Model replication is important because it enables researchers to check research integrity and transparency and, potentially, to inform the model conceptualization process when developing a new or updated model.
The aim of this study was to evaluate the replicability of published decision analytic models and to identify the barriers and facilitators to replication.
Replication attempts of 5 published economic modeling studies were made. The replications were conducted using only publicly available information within the manuscripts and supplementary materials. The replicator attempted to reproduce the key results detailed in the paper, for example, the total cost, total outcomes, and if applicable, incremental cost-effectiveness ratio reported. Although a replication attempt was not explicitly defined as a success or failure, the replicated results were compared for percentage difference to the original results.
In conducting the replication attempts, common barriers and facilitators emerged. For most case studies, the replicator needed to make additional assumptions when recreating the model. This was often exacerbated by conflicting information being presented in the text and the tables. Across the case studies, the variation between original and replicated results ranged from −4.54% to 108.00% for costs and −3.81% to 0.40% for outcomes.
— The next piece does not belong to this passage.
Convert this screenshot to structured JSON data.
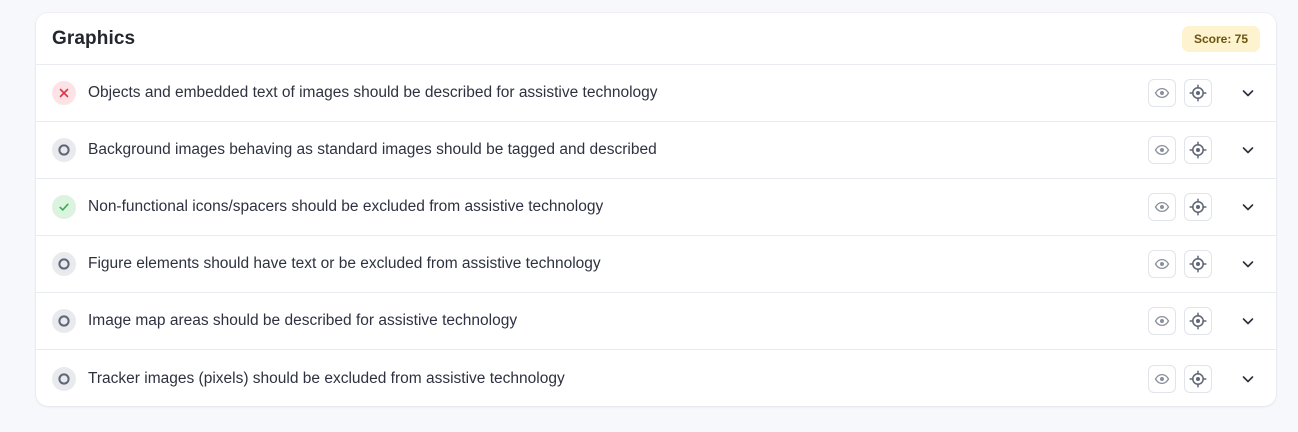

This study demonstrates that although models may appear to be comprehensively reported, it is often not enough to facilitate a precise replication. Further work is needed to understand how to improve model transparency and in turn increase the chances of replication, thus ensuring future usability.
Emma McManus David Turner Ewan Gray Haseeb Khawar Toochukwu Okoli Tracey Sach